However, Fletcher has no desire to join his fellow relatives aboard a space-faring vessel. After an extremely rough childhood, Fletcher befriends two natives of the world below Pell Station. These Downers have become an inspiration to Fletcher and he has turned his life around, earning him a place on Pell Below, working with the Downers and earning a research degree. He has grown up a stationer and has no need or want to become a spacer. In an attempt to circumvent the process, Fletcher runs away, only to be found among the Downers and brought back to Pell Station to join the crew of Finity’s End. The feelings of resentment Fletcher has for those aboard Finity’s End are shared by many of his family members who feel that the ship should not have delayed their mission for a spoiled, rebellious stationer.

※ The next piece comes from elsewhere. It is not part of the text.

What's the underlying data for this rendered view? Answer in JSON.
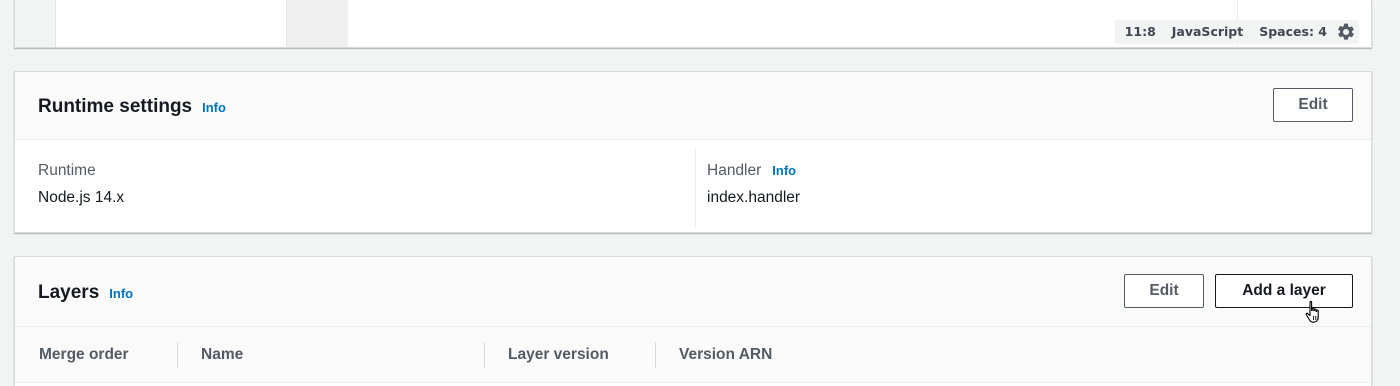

However, the senior crew of Finity’s End has bigger things to consider. Captain James Neihardt is seeking to bring about a peace between Union and Alliance forces that the completion of the war somehow did not. He seeks to remove all suppliers to Alliance and Union’s mutual enemy Mazian, ensuring that Mazian will never be strong enough to return. Can Captain Neihardt and his crew achieve their goals with a rebellious and resentful born and bred stationer cousin along for the ride? Or will Fletcher’s hard-headed nature inadvertently ruin all that Neihardt seeks to achieve?

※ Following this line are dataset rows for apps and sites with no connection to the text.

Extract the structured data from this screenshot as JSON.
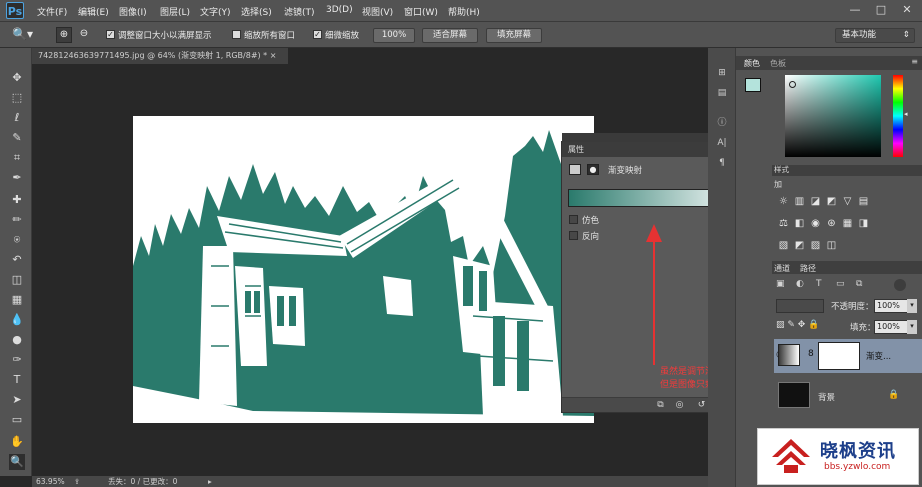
{
  "app": {
    "logo": "Ps"
  },
  "menu": [
    "文件(F)",
    "编辑(E)",
    "图像(I)",
    "图层(L)",
    "文字(Y)",
    "选择(S)",
    "滤镜(T)",
    "3D(D)",
    "视图(V)",
    "窗口(W)",
    "帮助(H)"
  ],
  "window_controls": {
    "minimize": "—",
    "restore": "□",
    "close": "✕"
  },
  "options": {
    "chk_resize_label": "调整窗口大小以满屏显示",
    "chk_zoom_all_label": "缩放所有窗口",
    "chk_scrubby_label": "细微缩放",
    "zoom100": "100%",
    "fit_screen": "适合屏幕",
    "fill_screen": "填充屏幕",
    "workspace": "基本功能"
  },
  "document": {
    "tab_title": "742812463639771495.jpg @ 64% (渐变映射 1, RGB/8#) *",
    "tab_close": "×",
    "status_zoom": "63.95%",
    "status_text": "丢失：0 / 已更改：0"
  },
  "properties": {
    "tab": "属性",
    "title": "渐变映射",
    "dither_label": "仿色",
    "reverse_label": "反向",
    "gradient_start_color": "#2a7a6c",
    "gradient_end_color": "#ffffff"
  },
  "annotation": {
    "line1": "虽然是调节渐变，",
    "line2": "但是图像只剩黑白两色"
  },
  "color_panel": {
    "tab_color": "颜色",
    "tab_swatches": "色板",
    "fg_color": "#b4e3dc",
    "hue_color": "#1fc8b0"
  },
  "adjustments": {
    "tab": "样式",
    "header": "加"
  },
  "layers": {
    "tab_channels": "通道",
    "tab_paths": "路径",
    "opacity_label": "不透明度：",
    "opacity_value": "100%",
    "fill_label": "填充：",
    "fill_value": "100%",
    "layer1_name": "渐变...",
    "layer2_name": "背景"
  },
  "watermark": {
    "title": "晓枫资讯",
    "url": "bbs.yzwlo.com"
  }
}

Finity’s End by C.J. Cherryh is a science fiction novel with political undertones. One can easily associate with the character of Fletcher Neihardt. Having always felt somewhat of an outcast, Fletcher is just starting to feel as if he belongs, when his world is turned upside down and he is faced with the prospect of being an outcast in an environment in which he supposedly belongs. Fletcher is easy to sympathize with and root for and the passages that focus on him tend to move fairly quickly.
However, this novel truly focuses on two main characters. J.R. Neihardt is a senior-junior officer in the Finity’s End crew. The reader is given his perspective on newcomer Fletcher and his responsibilities toward his cousin. The reader also learns that the way in which J.R. handles the Fletcher situation will have a bearing on his status aboard the ship. It will show the senior officers if he is up to the challenge of being one of Captain James Robert Niehardt’s successors as Captain of Finity’s End. It is through J.R. Neihardt that the reader learns the ultimate goal of this particular voyage. J.R.’s passages tend to move slower simply due to the complexity of the issues before him, whether it be the processes by which the ship is manned or the politics entailed in ending the trade wars. J.R.’s character is one that is initially grating, yet tends to grow on you in later chapters.

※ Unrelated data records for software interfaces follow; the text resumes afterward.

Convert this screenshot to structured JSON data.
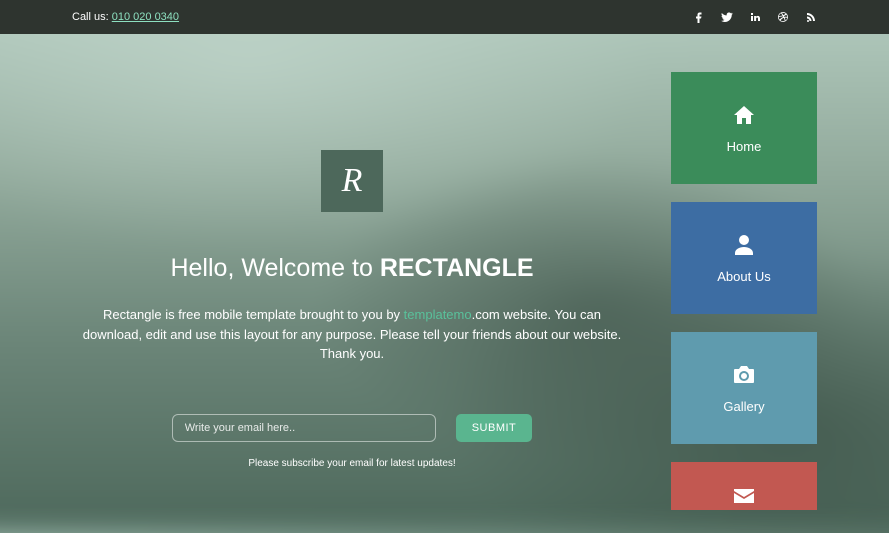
{
  "topbar": {
    "call_label": "Call us:",
    "phone": "010 020 0340"
  },
  "hero": {
    "logo_glyph": "R",
    "headline_prefix": "Hello, Welcome to ",
    "headline_brand": "RECTANGLE",
    "desc_pre": "Rectangle is free mobile template brought to you by ",
    "desc_link": "templatemo",
    "desc_post": ".com website. You can download, edit and use this layout for any purpose. Please tell your friends about our website. Thank you.",
    "email_placeholder": "Write your email here..",
    "submit_label": "SUBMIT",
    "note": "Please subscribe your email for latest updates!"
  },
  "nav": {
    "home": "Home",
    "about": "About Us",
    "gallery": "Gallery"
  }
}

In the end, Finity’s End is also a tale about growth and maturity. In Fletcher, it means adapting to his new life and accepting responsibility for his actions and those placed in his care. It means learning to put the ship’s needs above his own. It also means ending the cycle of pain his life has entailed and preventing the old reflexive reaction of pushing away those who try to get close to him. It means learning to live within a family unit. For J.R., it means accepting more responsibility for his own actions, the actions of his shipmates and of the ship in general. It means learning how to politic with the best of them, staying calm even when the universe is turning upside down around you. And it culminates in finally attaining all that he has been trained for. For the universe, it means putting aside petty differences and working together toward a higher goal – peace.
The political intrigue of Finity’s End is filled with surprising twists. Just when the reader is certain about the goals of the ship’s captain and those he’s bargaining with, author C.J. Cherryh manages to toss in a dramatic curve that keeps the reader on the edge of their seat. Archeology also becomes a very large part of this novel as we explore the culture of the Downers and what it means to humans. This novel is perfect for anyone who loves science fiction with a twist. This is not your run of the mill, thinking-unnecessary sci-fi thriller. Finity’s End requires the reader to put on their thinking caps and learn along with the characters. If you are looking for mindless action and sci-fi adventure, look elsewhere. Finity’s End is a “thinking man’s” science fiction novel and one that this reader found most enjoyable.